» To do:
Where the records hold the string "value", show the whole line it sits on.

(Data items)
[Start of section]
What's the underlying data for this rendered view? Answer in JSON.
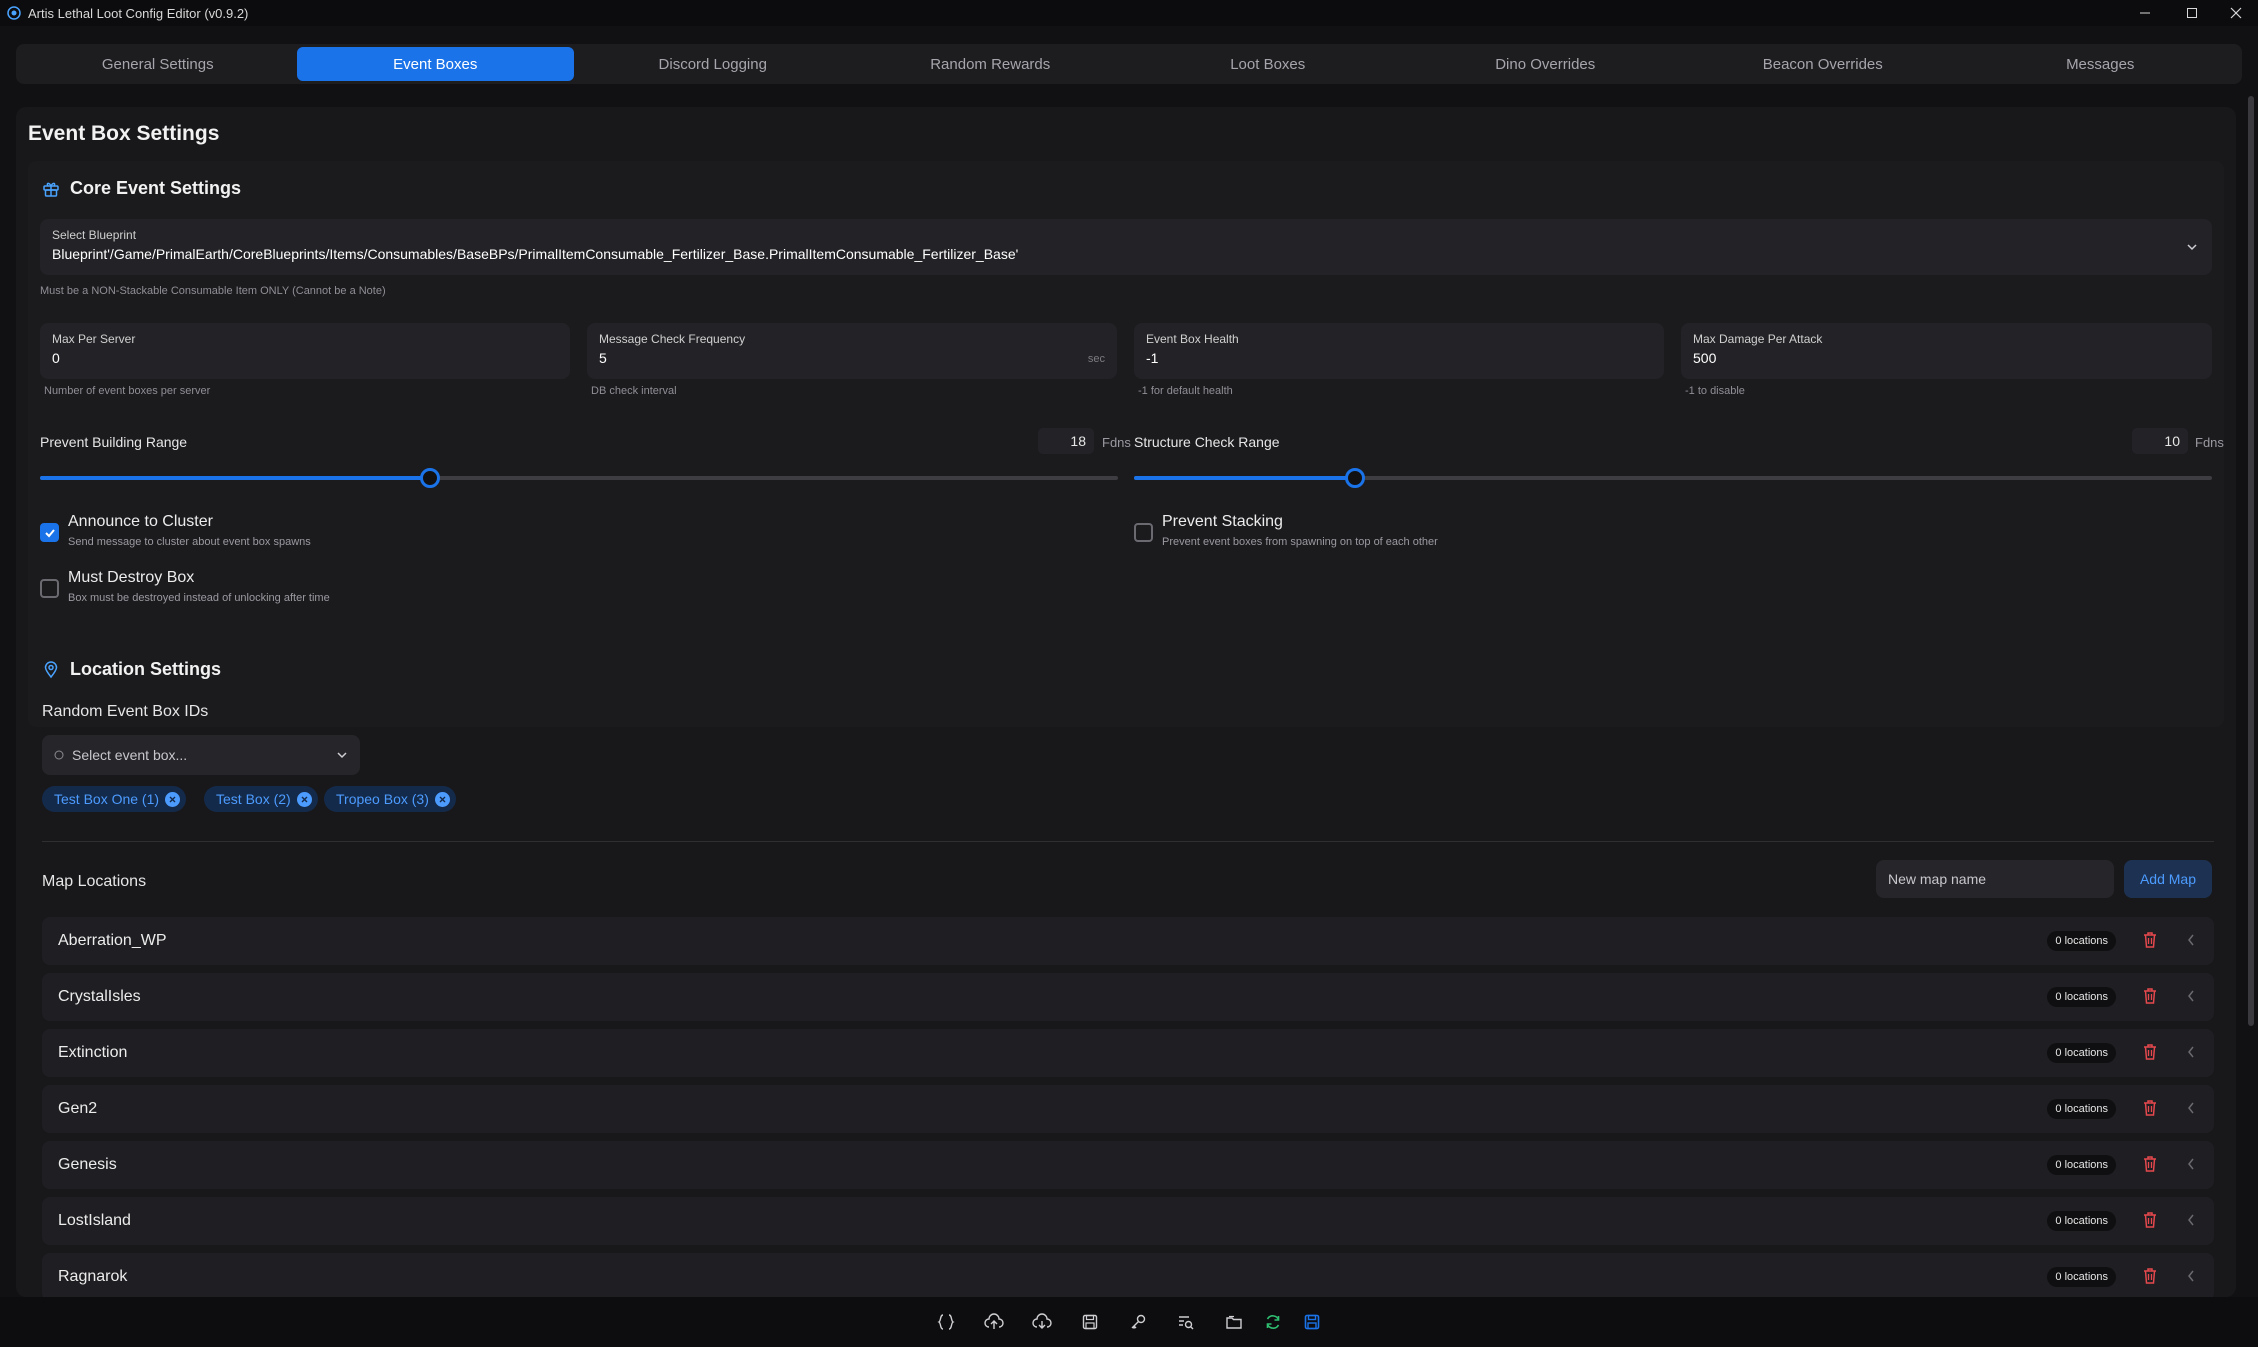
{
  "window": {
    "title": "Artis Lethal Loot Config Editor (v0.9.2)"
  },
  "tabs": [
    {
      "label": "General Settings",
      "active": false
    },
    {
      "label": "Event Boxes",
      "active": true
    },
    {
      "label": "Discord Logging",
      "active": false
    },
    {
      "label": "Random Rewards",
      "active": false
    },
    {
      "label": "Loot Boxes",
      "active": false
    },
    {
      "label": "Dino Overrides",
      "active": false
    },
    {
      "label": "Beacon Overrides",
      "active": false
    },
    {
      "label": "Messages",
      "active": false
    }
  ],
  "page": {
    "title": "Event Box Settings"
  },
  "core": {
    "title": "Core Event Settings",
    "blueprint": {
      "label": "Select Blueprint",
      "value": "Blueprint'/Game/PrimalEarth/CoreBlueprints/Items/Consumables/BaseBPs/PrimalItemConsumable_Fertilizer_Base.PrimalItemConsumable_Fertilizer_Base'",
      "hint": "Must be a NON-Stackable Consumable Item ONLY (Cannot be a Note)"
    },
    "max_per_server": {
      "label": "Max Per Server",
      "value": "0",
      "hint": "Number of event boxes per server"
    },
    "message_check_frequency": {
      "label": "Message Check Frequency",
      "value": "5",
      "unit": "sec",
      "hint": "DB check interval"
    },
    "event_box_health": {
      "label": "Event Box Health",
      "value": "-1",
      "hint": "-1 for default health"
    },
    "max_damage_per_attack": {
      "label": "Max Damage Per Attack",
      "value": "500",
      "hint": "-1 to disable"
    },
    "prevent_building_range": {
      "label": "Prevent Building Range",
      "value": "18",
      "unit": "Fdns",
      "level": 0.362
    },
    "structure_check_range": {
      "label": "Structure Check Range",
      "value": "10",
      "unit": "Fdns",
      "level": 0.205
    },
    "announce_to_cluster": {
      "title": "Announce to Cluster",
      "sub": "Send message to cluster about event box spawns",
      "checked": true
    },
    "prevent_stacking": {
      "title": "Prevent Stacking",
      "sub": "Prevent event boxes from spawning on top of each other",
      "checked": false
    },
    "must_destroy_box": {
      "title": "Must Destroy Box",
      "sub": "Box must be destroyed instead of unlocking after time",
      "checked": false
    }
  },
  "location": {
    "title": "Location Settings",
    "random_ids_label": "Random Event Box IDs",
    "select_placeholder": "Select event box...",
    "chips": [
      "Test Box One (1)",
      "Test Box (2)",
      "Tropeo Box (3)"
    ],
    "map_locations_label": "Map Locations",
    "new_map_placeholder": "New map name",
    "add_map_label": "Add Map",
    "maps": [
      {
        "name": "Aberration_WP",
        "count": "0 locations"
      },
      {
        "name": "CrystalIsles",
        "count": "0 locations"
      },
      {
        "name": "Extinction",
        "count": "0 locations"
      },
      {
        "name": "Gen2",
        "count": "0 locations"
      },
      {
        "name": "Genesis",
        "count": "0 locations"
      },
      {
        "name": "LostIsland",
        "count": "0 locations"
      },
      {
        "name": "Ragnarok",
        "count": "0 locations"
      }
    ]
  },
  "colors": {
    "accent": "#1a73e8",
    "danger": "#e5484d",
    "success": "#2fbf71"
  },
  "toolbar_icons": [
    "braces-icon",
    "cloud-upload-icon",
    "cloud-download-icon",
    "save-file-icon",
    "key-icon",
    "search-list-icon",
    "folder-icon",
    "refresh-icon",
    "save-icon"
  ]
}
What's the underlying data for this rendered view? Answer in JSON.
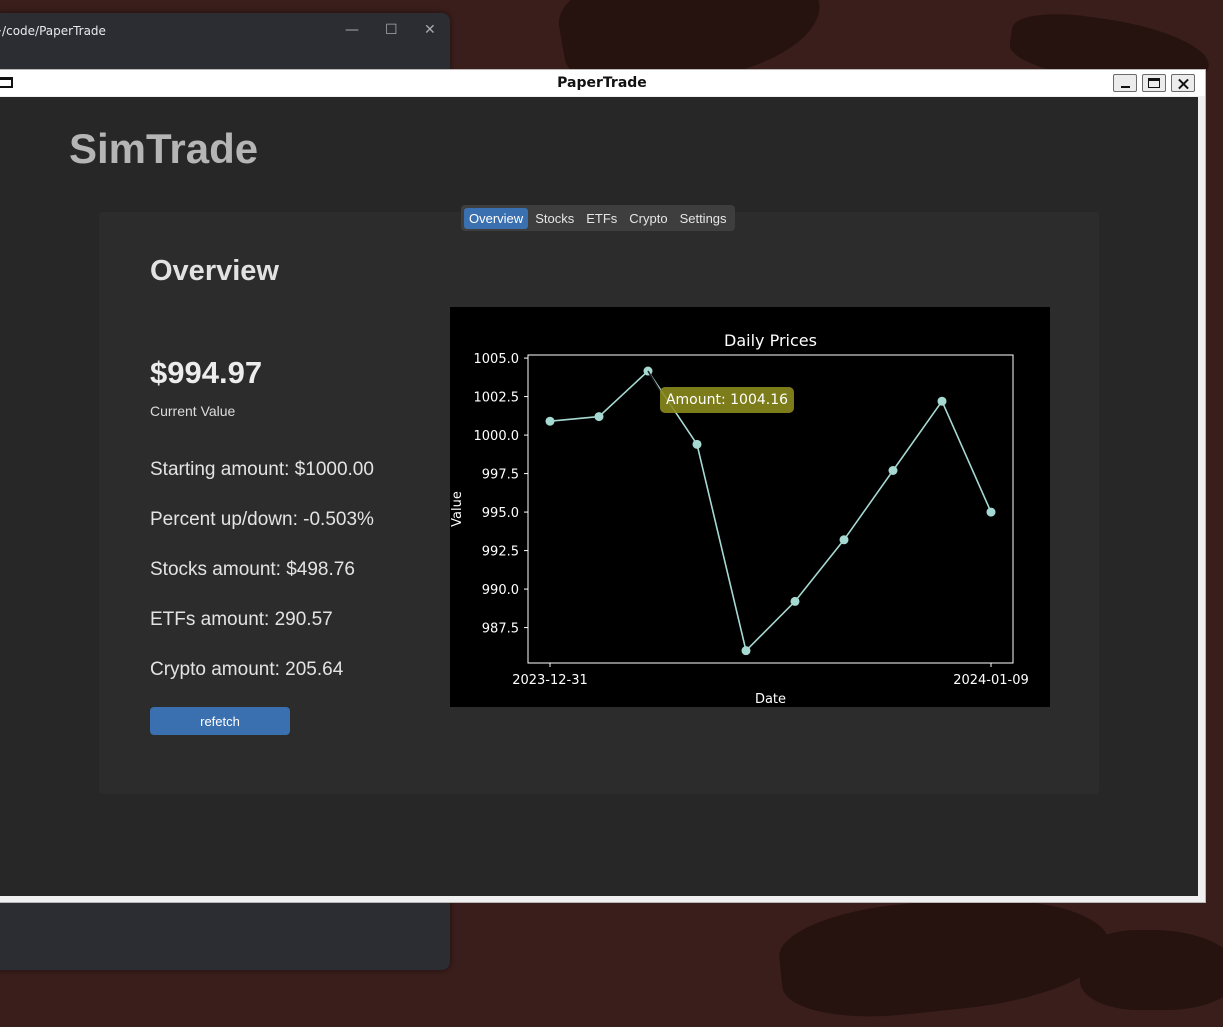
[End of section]
» Answer to this exercise:
      "value": "Blueprint'/Game/PrimalEarth/CoreBlueprints/Items/Consumables/BaseBPs/PrimalItemConsumable_Fertilizer_Base.PrimalItemConsumable_Fertilizer_Base'",
      "value": "0",
      "value": "5",
      "value": "-1",
      "value": "500",
      "value": "18",
      "value": "10",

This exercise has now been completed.